subject of Governor David Paterson, whom in the wake of a stunning abuse of office the entire political and media establishment of New York State has now deserted and is demanding his resignation, for some reason I just like the guy. I therefore take no pleasure in the
about his work habits and competence, even though it perfectly demonstrates Joseph Kay’s
of the Empty Black Suit which has been discussed a good deal at this site. The truth, however, is the truth. And the truth is that Paterson is a shiftless incompetent—inattentive to his responsibities, untrustworthy in his verbal commitments, incapable of making a decision and staying with it, and barely going through the motions of being governor, even as he takes himself seriously and imagines he’s doing a great job. His only virtue is his affabililty. He was Elliot Spitzer’s affirmative action pick for lieutenant governor who became governor through Spitzer’s resignation, and the state has paid a very heavy price for that choice for the last two years.
Paterson’s aides tell of gov’s laziness, tantrums and deceits
By ANNIE KARNI and GINGER ADAMS OTIS
February 28, 2010
The crumbling of David Paterson’s accidental governorship comes as no surprise to former top aides, who say Paterson loves the trappings of power, but not the work.
The governor—who announced Friday he would suspend his election campaign amid calls from Democratic leaders that he resign—shows little interest in policy. He resorts to grilling press handlers about what to do about big budget and policy issues and has told his budget director to “just decide what to do.” He is often unreachable for up to three days at a time.
But Paterson cloaks his lightweight status in the garb of formality. Top staffers need an appointment to walk into his office, and even his most senior aides have to check in with his secretary to confirm that they can approach him.

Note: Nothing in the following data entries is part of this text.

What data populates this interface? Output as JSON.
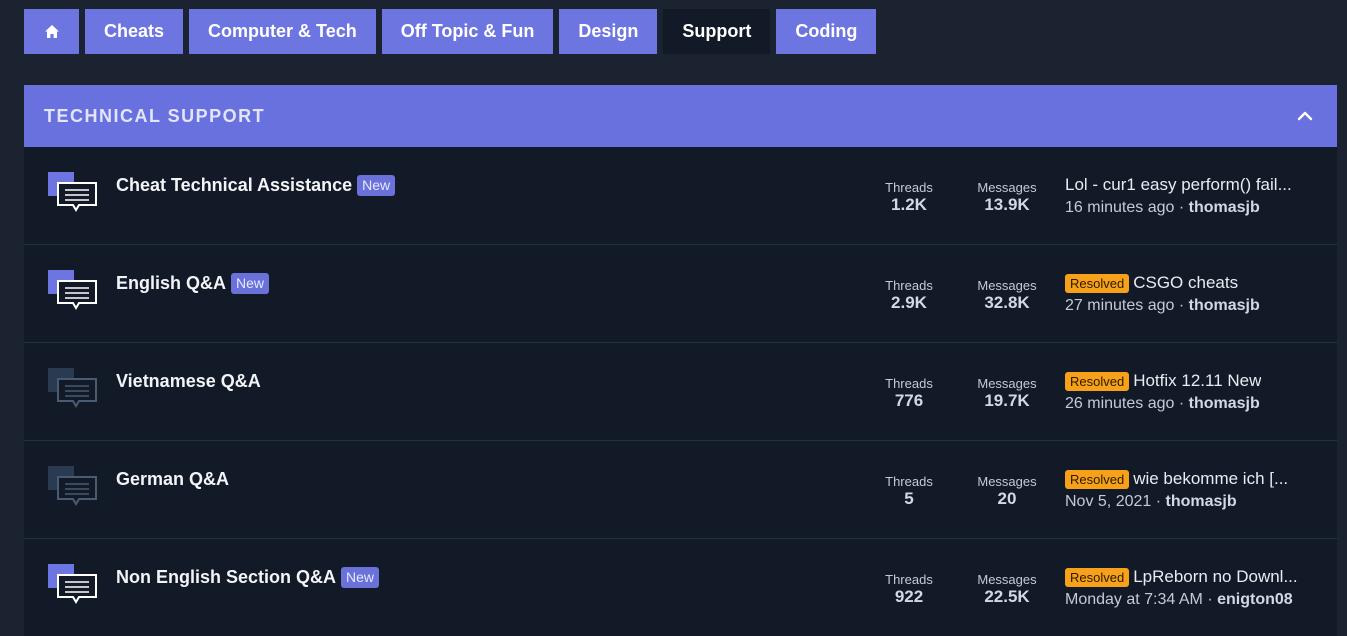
{
  "nav": {
    "home_icon": "home-icon",
    "tabs": [
      {
        "label": "Cheats"
      },
      {
        "label": "Computer & Tech"
      },
      {
        "label": "Off Topic & Fun"
      },
      {
        "label": "Design"
      },
      {
        "label": "Support",
        "active": true
      },
      {
        "label": "Coding"
      }
    ]
  },
  "section": {
    "title": "TECHNICAL SUPPORT",
    "collapse_icon": "chevron-up-icon"
  },
  "labels": {
    "threads": "Threads",
    "messages": "Messages",
    "new_badge": "New",
    "resolved_badge": "Resolved",
    "separator": "·"
  },
  "forums": [
    {
      "title": "Cheat Technical Assistance",
      "new": true,
      "unread": true,
      "threads": "1.2K",
      "messages": "13.9K",
      "latest_title": "Lol - cur1 easy perform() fail...",
      "resolved": false,
      "latest_time": "16 minutes ago",
      "latest_user": "thomasjb"
    },
    {
      "title": "English Q&A",
      "new": true,
      "unread": true,
      "threads": "2.9K",
      "messages": "32.8K",
      "latest_title": "CSGO cheats",
      "resolved": true,
      "latest_time": "27 minutes ago",
      "latest_user": "thomasjb"
    },
    {
      "title": "Vietnamese Q&A",
      "new": false,
      "unread": false,
      "threads": "776",
      "messages": "19.7K",
      "latest_title": "Hotfix 12.11 New",
      "resolved": true,
      "latest_time": "26 minutes ago",
      "latest_user": "thomasjb"
    },
    {
      "title": "German Q&A",
      "new": false,
      "unread": false,
      "threads": "5",
      "messages": "20",
      "latest_title": "wie bekomme ich [...",
      "resolved": true,
      "latest_time": "Nov 5, 2021",
      "latest_user": "thomasjb"
    },
    {
      "title": "Non English Section Q&A",
      "new": true,
      "unread": true,
      "threads": "922",
      "messages": "22.5K",
      "latest_title": "LpReborn no Downl...",
      "resolved": true,
      "latest_time": "Monday at 7:34 AM",
      "latest_user": "enigton08"
    }
  ],
  "colors": {
    "accent": "#6d76e0",
    "icon_read": "#2a3a50",
    "resolved": "#f7a11a"
  }
}
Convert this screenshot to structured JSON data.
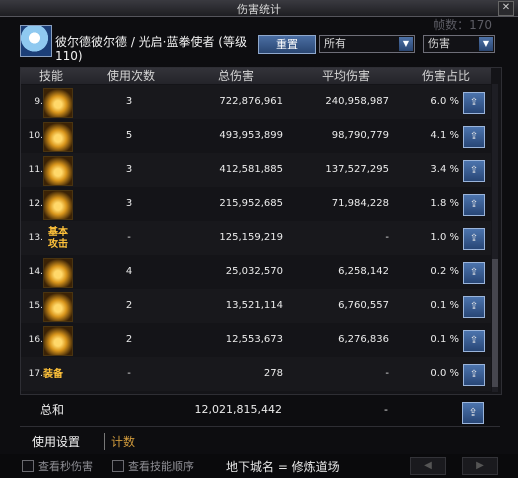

He takes a daily lunch break from noon to 1 p.m., which no one is allowed to interrupt.
No one on staff—not even his top aide, David “D.J.” Johnson—is permitted to call him “David.” Everyone must refer to him as “Governor.”
A spike of activity occurs between 1 and 3 p.m., which is marked on his schedule as “suggested desk time,” a phrase that has become something of a joke among staffers, as if real work is only optional.
Paterson usually quits the office at 4 p.m.. Some evenings, he invites staffers over to the Governor’s Mansion in Albany for dinner. In the past, he has been offended if they don’t drop what they are doing at work to socialize with him.
One former staffer described him as “very detached,” with a “very light schedule,” with an aversion to hard work.
Nonetheless, he carries an air of entitlement, and views himself as a smart and effective leader to the end, said one former staffer.
The staffer described him as a “baby,” turning on aides at the drop of a hat. While known in public for his affable demeanor, privately he is prone to temper tantrums. He can berate subordinates, telling them, “You shouldn’t have this job—I will fire you.”
A former staffer, who spoke on condition of anonymity, said Paterson is “insanely mercurial,” even with his top aides.
Charlotte Hitchcock, for instance, was one of the governor’s closest advisers and served as chief of staff until he decided to marginalize her because, he said, she “didn’t know what she was doing.”
He often relies on the last person to give him advice, the former staffers said.
The way to Paterson’s inner circle was through his now-suspended “body man,” Johnson, said a former campaign staffer. Johnson’s alleged beating of an ex-girlfriend, who was then contacted by the State Police and by the governor himself before she dropped a bid for court protection against him, ultimately unraveled Paterson’s election bid.
“D.J. had total power,” said the ex-staffer. “He delivered messages, took messages, advised Paterson. He was always with him.”
Lobbyists, strategists and business leaders in Albany were left scratching their heads by Paterson’s leadership style.
During talks about industrial-development policy, the governor slipped an overhaul proposal to some labor groups—then went to business big shots and loudly bashed all the suggestions that had come from his own office, said a source involved with the process.
“He was trying to determine what was his political advantage at any given moment,” the source said.
Paterson’s zaniness torpedoed a high-profile bill extending unemployment insurance last summer, sources said. After intense talks with labor and business leaders, the governor hammered out legislation both sides could live with.
“Then he sent out his own program bill without discussing it with anyone—and of course it was acceptable to no one,” said a lobbyist. “It just shows a complete lack of understanding of how the process works.”
Additional reporting by Reuven Blau and Maureen Callahan